§ **Work to be completed**
Output the entries below unchanged, except for the pictures.

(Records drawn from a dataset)

__________

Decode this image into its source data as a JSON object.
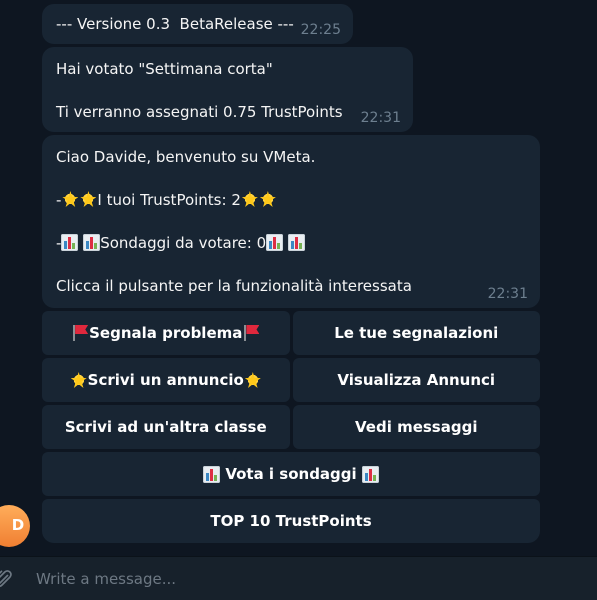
{
  "messages": [
    {
      "lines": [
        "--- Versione 0.3  BetaRelease ---"
      ],
      "time": "22:25"
    },
    {
      "lines": [
        "Hai votato \"Settimana corta\"",
        "Ti verranno assegnati 0.75 TrustPoints"
      ],
      "time": "22:31"
    },
    {
      "greeting": "Ciao Davide, benvenuto su VMeta.",
      "trust_prefix": "-",
      "trust_label": "I tuoi TrustPoints: 2",
      "polls_prefix": "-",
      "polls_label": "Sondaggi da votare: 0",
      "cta": "Clicca il pulsante per la funzionalità interessata",
      "time": "22:31"
    }
  ],
  "keyboard": {
    "report_problem": "Segnala problema",
    "your_reports": "Le tue segnalazioni",
    "write_ad": "Scrivi un annuncio",
    "view_ads": "Visualizza Annunci",
    "write_other_class": "Scrivi ad un'altra classe",
    "view_messages": "Vedi messaggi",
    "vote_polls": "Vota i sondaggi",
    "top10": "TOP 10 TrustPoints"
  },
  "avatar_letter": "D",
  "composer": {
    "placeholder": "Write a message..."
  },
  "icons": {
    "star": "glowing-star-icon",
    "chart": "bar-chart-icon",
    "flag": "red-flag-icon",
    "attach": "paperclip-icon"
  },
  "colors": {
    "background": "#0e1621",
    "bubble": "#182533",
    "timestamp": "#6d7f8f",
    "avatar": "#f07f32"
  }
}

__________

§ **Result for this exercise**
Decode this image into its source data as a JSON object.
{
  "messages": [
    {
      "lines": [
        "--- Versione 0.3  BetaRelease ---"
      ],
      "time": "22:25"
    },
    {
      "lines": [
        "Hai votato \"Settimana corta\"",
        "Ti verranno assegnati 0.75 TrustPoints"
      ],
      "time": "22:31"
    },
    {
      "greeting": "Ciao Davide, benvenuto su VMeta.",
      "trust_prefix": "-",
      "trust_label": "I tuoi TrustPoints: 2",
      "polls_prefix": "-",
      "polls_label": "Sondaggi da votare: 0",
      "cta": "Clicca il pulsante per la funzionalità interessata",
      "time": "22:31"
    }
  ],
  "keyboard": {
    "report_problem": "Segnala problema",
    "your_reports": "Le tue segnalazioni",
    "write_ad": "Scrivi un annuncio",
    "view_ads": "Visualizza Annunci",
    "write_other_class": "Scrivi ad un'altra classe",
    "view_messages": "Vedi messaggi",
    "vote_polls": "Vota i sondaggi",
    "top10": "TOP 10 TrustPoints"
  },
  "avatar_letter": "D",
  "composer": {
    "placeholder": "Write a message..."
  },
  "icons": {
    "star": "glowing-star-icon",
    "chart": "bar-chart-icon",
    "flag": "red-flag-icon",
    "attach": "paperclip-icon"
  },
  "colors": {
    "background": "#0e1621",
    "bubble": "#182533",
    "timestamp": "#6d7f8f",
    "avatar": "#f07f32"
  }
}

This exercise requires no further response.